    • Practical PR The Persuasion Techniques 4. Don’t let the journalist leave either without a written record of the major points of what has been seen and experienced, even if this may have to be produced specially for the occasion. It will always come in handy for the next time and the chances of the journalist retaining the key information is greatly increased. Full press packs are essential for larger scale visits and should include a news story which can be used at once, background information, illustrations and possible product or service literature. Indeed, this is the only occasion when marketing literature can be safely handed to journalists. 5. Don’t try to “over-produce” the visit. Don’t force the guest to talk to anyone if he/she doesn’t want to or force an unwilling employee to give an interview.

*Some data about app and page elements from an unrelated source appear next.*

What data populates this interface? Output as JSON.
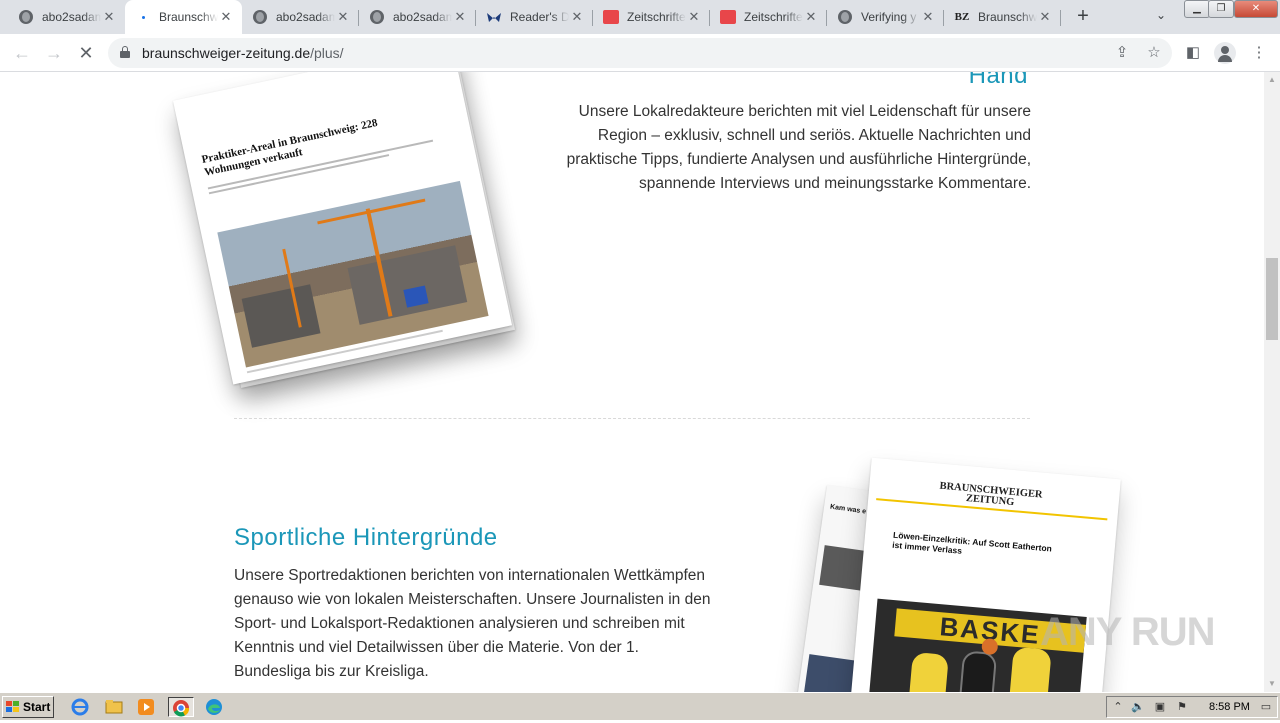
{
  "browser": {
    "tabs": [
      {
        "title": "abo2sadam",
        "icon": "globe-icon",
        "active": false
      },
      {
        "title": "Braunschweig",
        "icon": "loading-dot-icon",
        "active": true
      },
      {
        "title": "abo2sadam",
        "icon": "globe-icon",
        "active": false
      },
      {
        "title": "abo2sadam",
        "icon": "globe-icon",
        "active": false
      },
      {
        "title": "Reader's Di",
        "icon": "readers-digest-icon",
        "active": false
      },
      {
        "title": "Zeitschriften",
        "icon": "zeitschriften-icon",
        "active": false
      },
      {
        "title": "Zeitschriften",
        "icon": "zeitschriften-icon",
        "active": false
      },
      {
        "title": "Verifying y",
        "icon": "globe-icon",
        "active": false
      },
      {
        "title": "Braunschw",
        "icon": "bz-icon",
        "active": false
      }
    ],
    "new_tab_glyph": "+",
    "url_domain": "braunschweiger-zeitung.de",
    "url_path": "/plus/"
  },
  "content": {
    "section1_heading_tail": "Hand",
    "section1_text": "Unsere Lokalredakteure berichten mit viel Leidenschaft für unsere Region – exklusiv, schnell und seriös. Aktuelle Nachrichten und praktische Tipps, fundierte Analysen und ausführliche Hintergründe, spannende Interviews und meinungsstarke Kommentare.",
    "section2_heading": "Sportliche Hintergründe",
    "section2_text": "Unsere Sportredaktionen berichten von internationalen Wettkämpfen genauso wie von lokalen Meisterschaften. Unsere Journalisten in den Sport- und Lokalsport-Redaktionen analysieren und schreiben mit Kenntnis und viel Detailwissen über die Materie. Von der 1. Bundesliga bis zur Kreisliga.",
    "mock1_headline": "Praktiker-Areal in Braunschweig: 228 Wohnungen verkauft",
    "mock2_masthead_line1": "BRAUNSCHWEIGER",
    "mock2_masthead_line2": "ZEITUNG",
    "mock2_headline": "Löwen-Einzelkritik: Auf Scott Eatherton ist immer Verlass",
    "mock2_photo_banner": "BASKE",
    "mock2_side_headline": "Kam was e"
  },
  "watermark": "ANY RUN",
  "taskbar": {
    "start_label": "Start",
    "clock": "8:58 PM"
  },
  "colors": {
    "accent": "#1b97b8",
    "text": "#333333",
    "tabstrip": "#dee1e6"
  }
}
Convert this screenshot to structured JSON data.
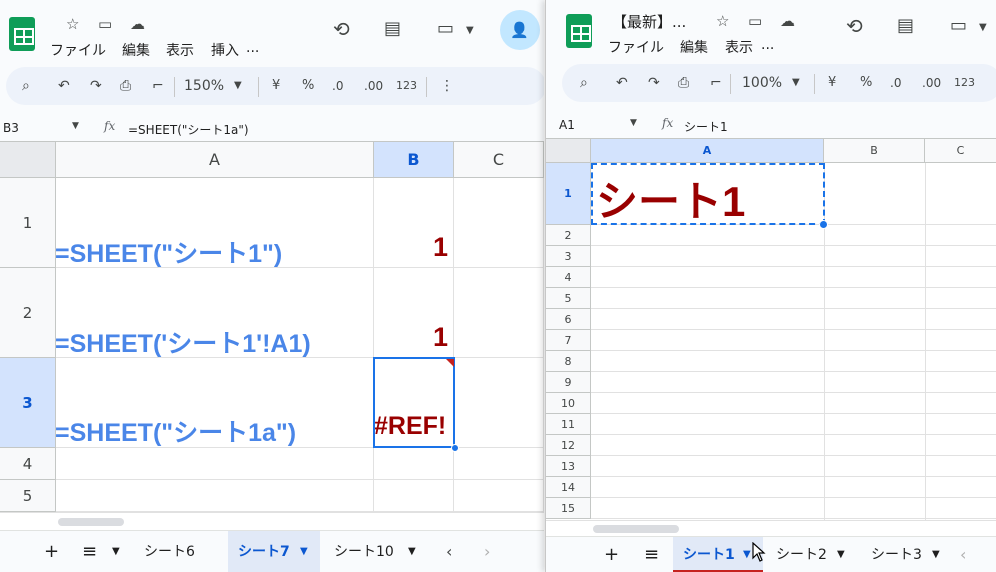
{
  "left": {
    "menu": [
      "ファイル",
      "編集",
      "表示",
      "挿入",
      "..."
    ],
    "zoom": "150%",
    "toolbar": {
      "currency": "¥",
      "percent": "%",
      "dec_minus": ".0",
      "dec_plus": ".00",
      "format_123": "123"
    },
    "name_box": "B3",
    "formula": "=SHEET(\"シート1a\")",
    "fx": "fx",
    "columns": [
      "A",
      "B",
      "C"
    ],
    "rows": [
      "1",
      "2",
      "3",
      "4",
      "5"
    ],
    "cells": [
      {
        "a": "=SHEET(\"シート1\")",
        "b": "1"
      },
      {
        "a": "=SHEET('シート1'!A1)",
        "b": "1"
      },
      {
        "a": "=SHEET(\"シート1a\")",
        "b": "#REF!"
      }
    ],
    "tabs": [
      "シート6",
      "シート7",
      "シート10"
    ],
    "active_tab": "シート7",
    "add_sheet": "+",
    "all_sheets": "≡"
  },
  "right": {
    "title": "【最新】...",
    "menu": [
      "ファイル",
      "編集",
      "表示",
      "..."
    ],
    "zoom": "100%",
    "toolbar": {
      "currency": "¥",
      "percent": "%",
      "dec_minus": ".0",
      "dec_plus": ".00",
      "format_123": "123"
    },
    "name_box": "A1",
    "formula": "シート1",
    "fx": "fx",
    "columns": [
      "A",
      "B",
      "C"
    ],
    "rows": [
      "1",
      "2",
      "3",
      "4",
      "5",
      "6",
      "7",
      "8",
      "9",
      "10",
      "11",
      "12",
      "13",
      "14",
      "15"
    ],
    "a1": "シート1",
    "tabs": [
      "シート1",
      "シート2",
      "シート3"
    ],
    "active_tab": "シート1",
    "add_sheet": "+",
    "all_sheets": "≡"
  },
  "colors": {
    "formula_text": "#4a86e8",
    "value_text": "#990000",
    "selection": "#1a73e8",
    "sheets_green": "#0f9d58"
  },
  "icons": [
    "star-icon",
    "move-to-folder-icon",
    "cloud-saved-icon",
    "history-icon",
    "comment-icon",
    "video-call-icon",
    "share-icon",
    "search-icon",
    "undo-icon",
    "redo-icon",
    "print-icon",
    "paint-format-icon",
    "more-vert-icon",
    "chevron-down-icon",
    "chevron-left-icon",
    "chevron-right-icon",
    "mouse-cursor-icon"
  ]
}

Don’t let anyone put on a sales pitch, although demonstration of the subject of the story is often appreciated. And don’t submerge your guest in an avalanche of irrelevant or marketing based information; it probably won’t be read and it certainly won’t be appreciated.Above all, the visit shows a willingness to be open with a journalist; an honest approach which he/she will find reassuringwhen dealing with your subsequent media coverage requests because it has created more understanding, familiarity anda closer relationship. It demonstrates that, not only do you have nothing to hide and a great deal to show but that youare quite prepared to let them see that fact for themselves. Consequently, it puts your future relationship on a footing ofmutual trust; the first essential in any dealings with the media. 59